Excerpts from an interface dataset
—————

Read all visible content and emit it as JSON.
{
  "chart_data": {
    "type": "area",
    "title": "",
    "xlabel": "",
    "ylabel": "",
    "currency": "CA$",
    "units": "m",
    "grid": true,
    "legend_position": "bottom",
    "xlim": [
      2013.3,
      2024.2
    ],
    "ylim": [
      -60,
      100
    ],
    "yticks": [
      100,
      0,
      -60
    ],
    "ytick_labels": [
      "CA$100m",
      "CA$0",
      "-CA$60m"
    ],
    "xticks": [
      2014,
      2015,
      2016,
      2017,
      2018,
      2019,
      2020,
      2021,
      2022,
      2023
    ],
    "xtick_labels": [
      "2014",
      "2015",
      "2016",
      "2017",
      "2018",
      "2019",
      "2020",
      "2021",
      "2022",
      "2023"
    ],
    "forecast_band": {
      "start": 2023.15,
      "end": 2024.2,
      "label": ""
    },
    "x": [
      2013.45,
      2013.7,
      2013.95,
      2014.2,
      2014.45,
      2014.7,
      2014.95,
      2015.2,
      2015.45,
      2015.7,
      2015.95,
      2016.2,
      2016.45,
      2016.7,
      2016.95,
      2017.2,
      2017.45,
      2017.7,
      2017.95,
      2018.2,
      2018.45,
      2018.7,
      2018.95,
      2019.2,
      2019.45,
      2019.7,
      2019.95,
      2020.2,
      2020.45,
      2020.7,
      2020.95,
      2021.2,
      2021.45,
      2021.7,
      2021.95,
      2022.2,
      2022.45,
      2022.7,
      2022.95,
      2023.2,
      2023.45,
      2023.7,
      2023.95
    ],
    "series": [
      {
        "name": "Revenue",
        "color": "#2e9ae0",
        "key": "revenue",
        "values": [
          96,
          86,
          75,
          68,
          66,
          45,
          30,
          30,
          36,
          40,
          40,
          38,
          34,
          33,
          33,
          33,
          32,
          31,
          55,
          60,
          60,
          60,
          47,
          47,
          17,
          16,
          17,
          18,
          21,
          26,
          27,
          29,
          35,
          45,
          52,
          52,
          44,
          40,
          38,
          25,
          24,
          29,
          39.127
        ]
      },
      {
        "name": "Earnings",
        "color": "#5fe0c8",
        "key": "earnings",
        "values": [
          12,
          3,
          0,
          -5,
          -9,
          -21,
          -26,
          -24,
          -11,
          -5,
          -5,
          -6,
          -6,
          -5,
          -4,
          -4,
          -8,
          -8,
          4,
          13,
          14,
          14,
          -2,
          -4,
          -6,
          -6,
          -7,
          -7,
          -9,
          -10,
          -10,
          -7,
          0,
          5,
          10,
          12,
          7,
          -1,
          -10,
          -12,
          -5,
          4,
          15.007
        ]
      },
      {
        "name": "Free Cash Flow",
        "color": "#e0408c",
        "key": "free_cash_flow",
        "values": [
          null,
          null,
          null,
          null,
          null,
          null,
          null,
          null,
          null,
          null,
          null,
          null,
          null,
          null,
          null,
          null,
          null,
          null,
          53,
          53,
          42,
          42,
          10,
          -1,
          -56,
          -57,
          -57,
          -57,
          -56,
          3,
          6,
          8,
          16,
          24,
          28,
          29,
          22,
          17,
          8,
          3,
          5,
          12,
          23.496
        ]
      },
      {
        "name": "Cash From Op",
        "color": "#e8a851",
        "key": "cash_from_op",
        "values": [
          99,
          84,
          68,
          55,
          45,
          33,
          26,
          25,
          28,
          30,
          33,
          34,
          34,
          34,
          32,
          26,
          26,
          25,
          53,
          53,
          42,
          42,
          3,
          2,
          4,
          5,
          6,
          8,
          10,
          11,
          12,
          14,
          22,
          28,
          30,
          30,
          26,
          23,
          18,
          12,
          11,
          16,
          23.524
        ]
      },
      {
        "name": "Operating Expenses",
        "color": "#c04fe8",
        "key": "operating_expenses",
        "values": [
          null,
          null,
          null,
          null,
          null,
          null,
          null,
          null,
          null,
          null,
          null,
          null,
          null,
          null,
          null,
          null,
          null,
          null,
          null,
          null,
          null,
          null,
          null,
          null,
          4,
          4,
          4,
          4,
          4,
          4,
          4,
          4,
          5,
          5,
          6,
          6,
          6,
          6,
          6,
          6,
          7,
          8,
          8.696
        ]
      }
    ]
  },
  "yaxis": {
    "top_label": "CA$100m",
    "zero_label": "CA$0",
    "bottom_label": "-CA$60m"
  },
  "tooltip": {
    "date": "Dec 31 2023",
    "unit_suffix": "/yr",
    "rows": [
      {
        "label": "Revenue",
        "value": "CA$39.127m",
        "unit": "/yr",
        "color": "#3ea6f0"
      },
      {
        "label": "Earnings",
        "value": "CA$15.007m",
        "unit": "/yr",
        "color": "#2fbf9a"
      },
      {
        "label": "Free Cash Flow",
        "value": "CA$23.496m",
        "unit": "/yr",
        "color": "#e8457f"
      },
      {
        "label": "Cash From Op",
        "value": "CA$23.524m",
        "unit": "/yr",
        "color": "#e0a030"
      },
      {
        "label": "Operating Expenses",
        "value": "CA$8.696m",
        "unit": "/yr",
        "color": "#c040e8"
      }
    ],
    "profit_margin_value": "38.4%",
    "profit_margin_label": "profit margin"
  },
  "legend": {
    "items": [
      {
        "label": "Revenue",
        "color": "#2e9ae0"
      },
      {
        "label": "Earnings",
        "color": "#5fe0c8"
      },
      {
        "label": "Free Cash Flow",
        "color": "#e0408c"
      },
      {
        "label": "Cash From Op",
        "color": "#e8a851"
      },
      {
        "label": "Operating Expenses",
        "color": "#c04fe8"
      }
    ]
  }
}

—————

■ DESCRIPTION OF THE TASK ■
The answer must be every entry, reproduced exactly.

■ ANSWER SECTION ■
Read all visible content and emit it as JSON.
{
  "chart_data": {
    "type": "area",
    "title": "",
    "xlabel": "",
    "ylabel": "",
    "currency": "CA$",
    "units": "m",
    "grid": true,
    "legend_position": "bottom",
    "xlim": [
      2013.3,
      2024.2
    ],
    "ylim": [
      -60,
      100
    ],
    "yticks": [
      100,
      0,
      -60
    ],
    "ytick_labels": [
      "CA$100m",
      "CA$0",
      "-CA$60m"
    ],
    "xticks": [
      2014,
      2015,
      2016,
      2017,
      2018,
      2019,
      2020,
      2021,
      2022,
      2023
    ],
    "xtick_labels": [
      "2014",
      "2015",
      "2016",
      "2017",
      "2018",
      "2019",
      "2020",
      "2021",
      "2022",
      "2023"
    ],
    "forecast_band": {
      "start": 2023.15,
      "end": 2024.2,
      "label": ""
    },
    "x": [
      2013.45,
      2013.7,
      2013.95,
      2014.2,
      2014.45,
      2014.7,
      2014.95,
      2015.2,
      2015.45,
      2015.7,
      2015.95,
      2016.2,
      2016.45,
      2016.7,
      2016.95,
      2017.2,
      2017.45,
      2017.7,
      2017.95,
      2018.2,
      2018.45,
      2018.7,
      2018.95,
      2019.2,
      2019.45,
      2019.7,
      2019.95,
      2020.2,
      2020.45,
      2020.7,
      2020.95,
      2021.2,
      2021.45,
      2021.7,
      2021.95,
      2022.2,
      2022.45,
      2022.7,
      2022.95,
      2023.2,
      2023.45,
      2023.7,
      2023.95
    ],
    "series": [
      {
        "name": "Revenue",
        "color": "#2e9ae0",
        "key": "revenue",
        "values": [
          96,
          86,
          75,
          68,
          66,
          45,
          30,
          30,
          36,
          40,
          40,
          38,
          34,
          33,
          33,
          33,
          32,
          31,
          55,
          60,
          60,
          60,
          47,
          47,
          17,
          16,
          17,
          18,
          21,
          26,
          27,
          29,
          35,
          45,
          52,
          52,
          44,
          40,
          38,
          25,
          24,
          29,
          39.127
        ]
      },
      {
        "name": "Earnings",
        "color": "#5fe0c8",
        "key": "earnings",
        "values": [
          12,
          3,
          0,
          -5,
          -9,
          -21,
          -26,
          -24,
          -11,
          -5,
          -5,
          -6,
          -6,
          -5,
          -4,
          -4,
          -8,
          -8,
          4,
          13,
          14,
          14,
          -2,
          -4,
          -6,
          -6,
          -7,
          -7,
          -9,
          -10,
          -10,
          -7,
          0,
          5,
          10,
          12,
          7,
          -1,
          -10,
          -12,
          -5,
          4,
          15.007
        ]
      },
      {
        "name": "Free Cash Flow",
        "color": "#e0408c",
        "key": "free_cash_flow",
        "values": [
          null,
          null,
          null,
          null,
          null,
          null,
          null,
          null,
          null,
          null,
          null,
          null,
          null,
          null,
          null,
          null,
          null,
          null,
          53,
          53,
          42,
          42,
          10,
          -1,
          -56,
          -57,
          -57,
          -57,
          -56,
          3,
          6,
          8,
          16,
          24,
          28,
          29,
          22,
          17,
          8,
          3,
          5,
          12,
          23.496
        ]
      },
      {
        "name": "Cash From Op",
        "color": "#e8a851",
        "key": "cash_from_op",
        "values": [
          99,
          84,
          68,
          55,
          45,
          33,
          26,
          25,
          28,
          30,
          33,
          34,
          34,
          34,
          32,
          26,
          26,
          25,
          53,
          53,
          42,
          42,
          3,
          2,
          4,
          5,
          6,
          8,
          10,
          11,
          12,
          14,
          22,
          28,
          30,
          30,
          26,
          23,
          18,
          12,
          11,
          16,
          23.524
        ]
      },
      {
        "name": "Operating Expenses",
        "color": "#c04fe8",
        "key": "operating_expenses",
        "values": [
          null,
          null,
          null,
          null,
          null,
          null,
          null,
          null,
          null,
          null,
          null,
          null,
          null,
          null,
          null,
          null,
          null,
          null,
          null,
          null,
          null,
          null,
          null,
          null,
          4,
          4,
          4,
          4,
          4,
          4,
          4,
          4,
          5,
          5,
          6,
          6,
          6,
          6,
          6,
          6,
          7,
          8,
          8.696
        ]
      }
    ]
  },
  "yaxis": {
    "top_label": "CA$100m",
    "zero_label": "CA$0",
    "bottom_label": "-CA$60m"
  },
  "tooltip": {
    "date": "Dec 31 2023",
    "unit_suffix": "/yr",
    "rows": [
      {
        "label": "Revenue",
        "value": "CA$39.127m",
        "unit": "/yr",
        "color": "#3ea6f0"
      },
      {
        "label": "Earnings",
        "value": "CA$15.007m",
        "unit": "/yr",
        "color": "#2fbf9a"
      },
      {
        "label": "Free Cash Flow",
        "value": "CA$23.496m",
        "unit": "/yr",
        "color": "#e8457f"
      },
      {
        "label": "Cash From Op",
        "value": "CA$23.524m",
        "unit": "/yr",
        "color": "#e0a030"
      },
      {
        "label": "Operating Expenses",
        "value": "CA$8.696m",
        "unit": "/yr",
        "color": "#c040e8"
      }
    ],
    "profit_margin_value": "38.4%",
    "profit_margin_label": "profit margin"
  },
  "legend": {
    "items": [
      {
        "label": "Revenue",
        "color": "#2e9ae0"
      },
      {
        "label": "Earnings",
        "color": "#5fe0c8"
      },
      {
        "label": "Free Cash Flow",
        "color": "#e0408c"
      },
      {
        "label": "Cash From Op",
        "color": "#e8a851"
      },
      {
        "label": "Operating Expenses",
        "color": "#c04fe8"
      }
    ]
  }
}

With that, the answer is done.